What’s the most effective way to convert money for spending during our trip? Here are the options I considered:

  1. Bring Canadian dollars and convert to Philippine pesos at home
  2. Buy US dollars and convert them to Philippine pesos at home
  3. Buy Philippine pesos in Canada and bring them over (paying attention to import conditions)
  4. Use our credit cards as much as possible, and carry a smaller amount of cash (see options 1-3 for handling cash)

Based on the online rates of Toronto Dominion Bank (TD Bank) and the Bank of the Philippine Islands (BPI), it turns out that it’s cheaper to buy US dollars in Canada and convert the US dollars to pesos when we’re in the Philippines (option 2). That results in 3% more money than bringing CAD and converting to PHP in the Philippines (option 1), and 8% more than buying PHP in Canada (option 3). This is good to know, because we used to buy PHP here. TD buys back US dollars but not Philippine pesos, so that’s handy too.

Even better than the cash rates, though, are our credit card rates. MBNA Smart Cash seems to have a foreign currency surcharge of 2.5% or so over the spot foreign exchange rate. With 1% cashback, that results in around 2% more than option 3. We’ll probably tally up our expected cash expenses, convert enough to cover them, then use our cards for the rest. I’ll still check with MBNA to make sure there aren’t other fees to consider.

Your results may vary depending on the rates. It’s good to do the math! =)

  • http://www.jimsjournal.com Jim

    I generally found that plastic worked just fine. I would use credit cards for larger expenditures (hotel, rental car, some meals) and get local currency cash from bank ATMs for other expenditures. The ATMs generally gave good exchange rates. I would either find ATMs affiliated with a network that would not charge a fee or try to get a multi-day supply. That took care of a lot of IBM business trips (England, Norway, Austria, France, Mexico, Australia… oh, yeah, and Canada) — however, several years ago I changed to a job that no longer required international travel, so I am a bit out-of-date on exchange rates and transaction fees. I know that credit card companies have put surcharges on international currency conversion but I do not know if banks have added extra fees to international ATM transactions.

  • Pam

    Capital One has no transaction fee at all. Bank of America charges only 1% for charges made using their debit card.

  • http://kliq.in Christine

    Hi, Watch out for foreign transaction fees (everyone except for Capital One charges them) if you use a credit card.
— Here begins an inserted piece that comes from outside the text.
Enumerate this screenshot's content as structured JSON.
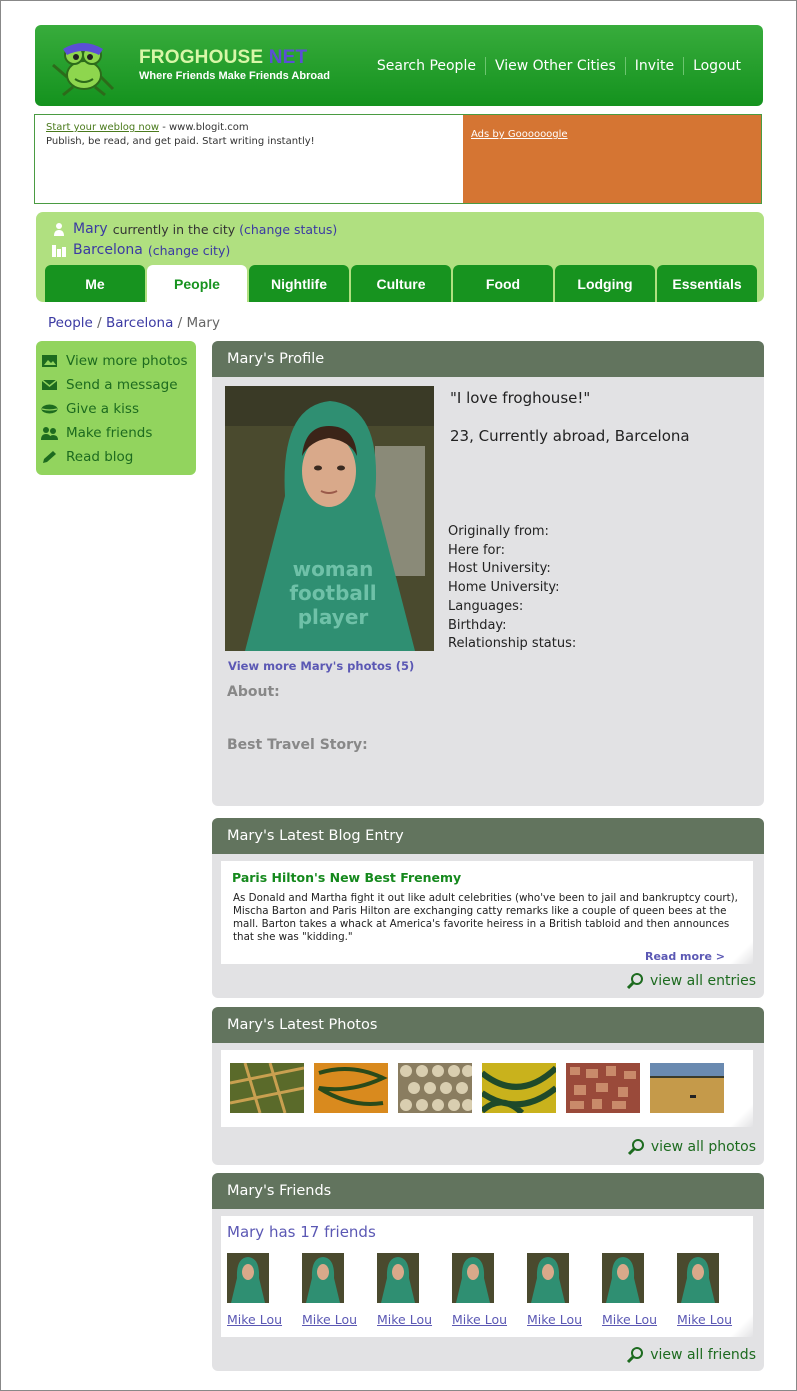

The simplest and most convenient thing for me is to arrive in the foreign country and withdraw from an ATM. The fee on this is just the normal ATM fee, and the exchange rate is the latest.

  • Ching
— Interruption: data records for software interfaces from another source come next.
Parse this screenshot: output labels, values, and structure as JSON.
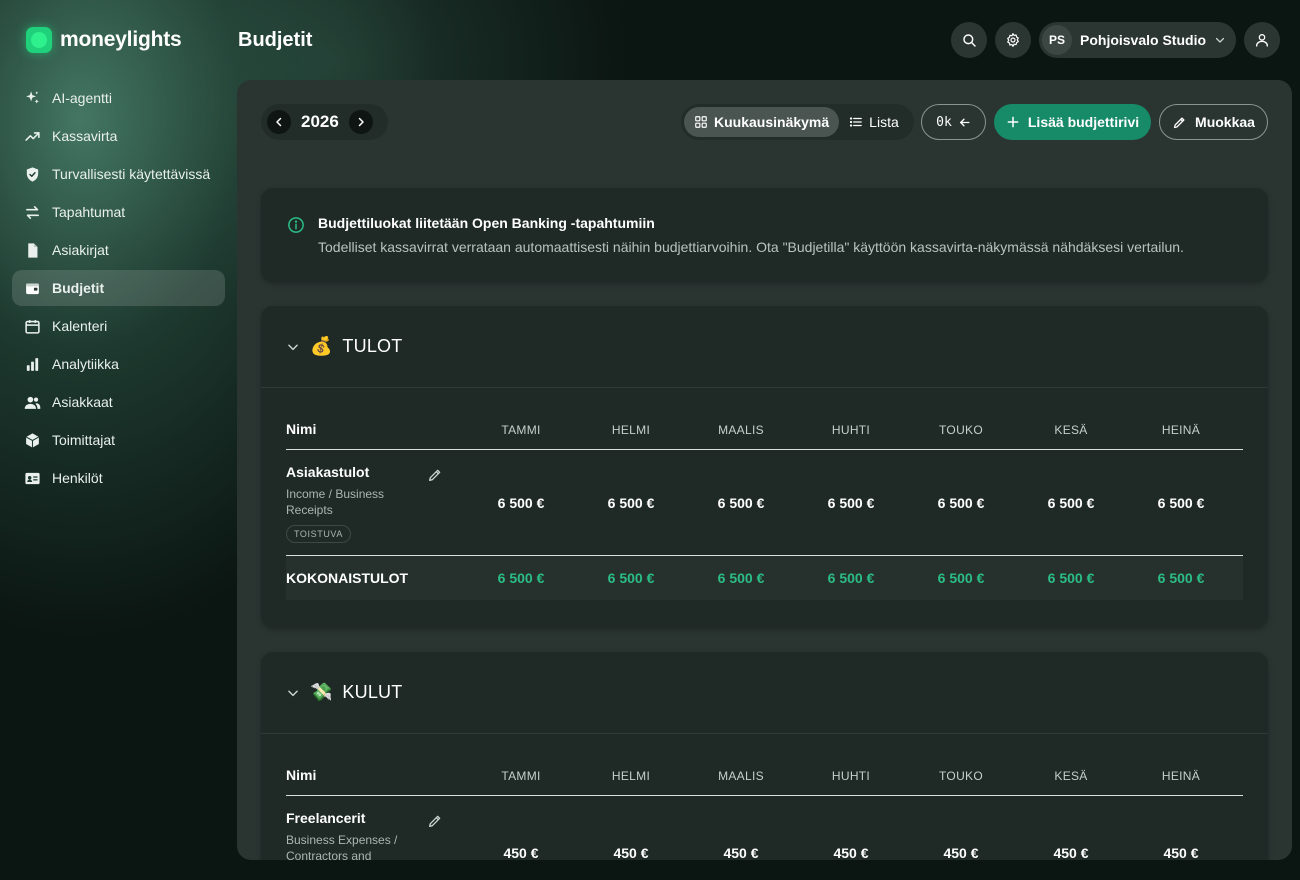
{
  "app": {
    "name": "moneylights"
  },
  "sidebar": {
    "items": [
      {
        "label": "AI-agentti",
        "icon": "sparkles-icon"
      },
      {
        "label": "Kassavirta",
        "icon": "trend-up-icon"
      },
      {
        "label": "Turvallisesti käytettävissä",
        "icon": "shield-check-icon"
      },
      {
        "label": "Tapahtumat",
        "icon": "swap-arrows-icon"
      },
      {
        "label": "Asiakirjat",
        "icon": "document-icon"
      },
      {
        "label": "Budjetit",
        "icon": "wallet-icon",
        "active": true
      },
      {
        "label": "Kalenteri",
        "icon": "calendar-icon"
      },
      {
        "label": "Analytiikka",
        "icon": "bar-chart-icon"
      },
      {
        "label": "Asiakkaat",
        "icon": "users-icon"
      },
      {
        "label": "Toimittajat",
        "icon": "box-icon"
      },
      {
        "label": "Henkilöt",
        "icon": "id-card-icon"
      }
    ]
  },
  "header": {
    "title": "Budjetit",
    "org": {
      "initials": "PS",
      "name": "Pohjoisvalo Studio"
    }
  },
  "toolbar": {
    "year": "2026",
    "view_monthly": "Kuukausinäkymä",
    "view_list": "Lista",
    "zero_label": "0k",
    "add_label": "Lisää budjettirivi",
    "edit_label": "Muokkaa"
  },
  "info": {
    "title": "Budjettiluokat liitetään Open Banking -tapahtumiin",
    "description": "Todelliset kassavirrat verrataan automaattisesti näihin budjettiarvoihin. Ota \"Budjetilla\" käyttöön kassavirta-näkymässä nähdäksesi vertailun."
  },
  "months": [
    "TAMMI",
    "HELMI",
    "MAALIS",
    "HUHTI",
    "TOUKO",
    "KESÄ",
    "HEINÄ"
  ],
  "income": {
    "emoji": "💰",
    "title": "TULOT",
    "name_header": "Nimi",
    "rows": [
      {
        "name": "Asiakastulot",
        "category": "Income / Business Receipts",
        "badge": "TOISTUVA",
        "values": [
          "6 500 €",
          "6 500 €",
          "6 500 €",
          "6 500 €",
          "6 500 €",
          "6 500 €",
          "6 500 €"
        ]
      }
    ],
    "total_label": "KOKONAISTULOT",
    "totals": [
      "6 500 €",
      "6 500 €",
      "6 500 €",
      "6 500 €",
      "6 500 €",
      "6 500 €",
      "6 500 €"
    ]
  },
  "expenses": {
    "emoji": "💸",
    "title": "KULUT",
    "name_header": "Nimi",
    "rows": [
      {
        "name": "Freelancerit",
        "category": "Business Expenses / Contractors and",
        "values": [
          "450 €",
          "450 €",
          "450 €",
          "450 €",
          "450 €",
          "450 €",
          "450 €"
        ]
      }
    ]
  }
}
    Hi Sach – what I do: use credit cards for everything I can, bring a little local currency (emergency cash for phone card & airport transport), and get the rest of my local cash via ATM withdrawal. Bigger ATM withdrawals are better as you’ll get hit with a flat transaction fee each time; still the best rates.

    Don’t forget to ask friends. Often folks may have excess currency that they may want to swap at the interbank rate. For example – I’m happy to change USD to PHP for you if you like :)

  • http://sachachua.com Sacha Chua

    I hadn’t considered ATM withdrawals because I didn’t look into what their fee structures would be. Might be interesting, though! Mom’s offering to swap at the spot rate, so I guess we’ll just bring whatever we’ve got handy. <laugh>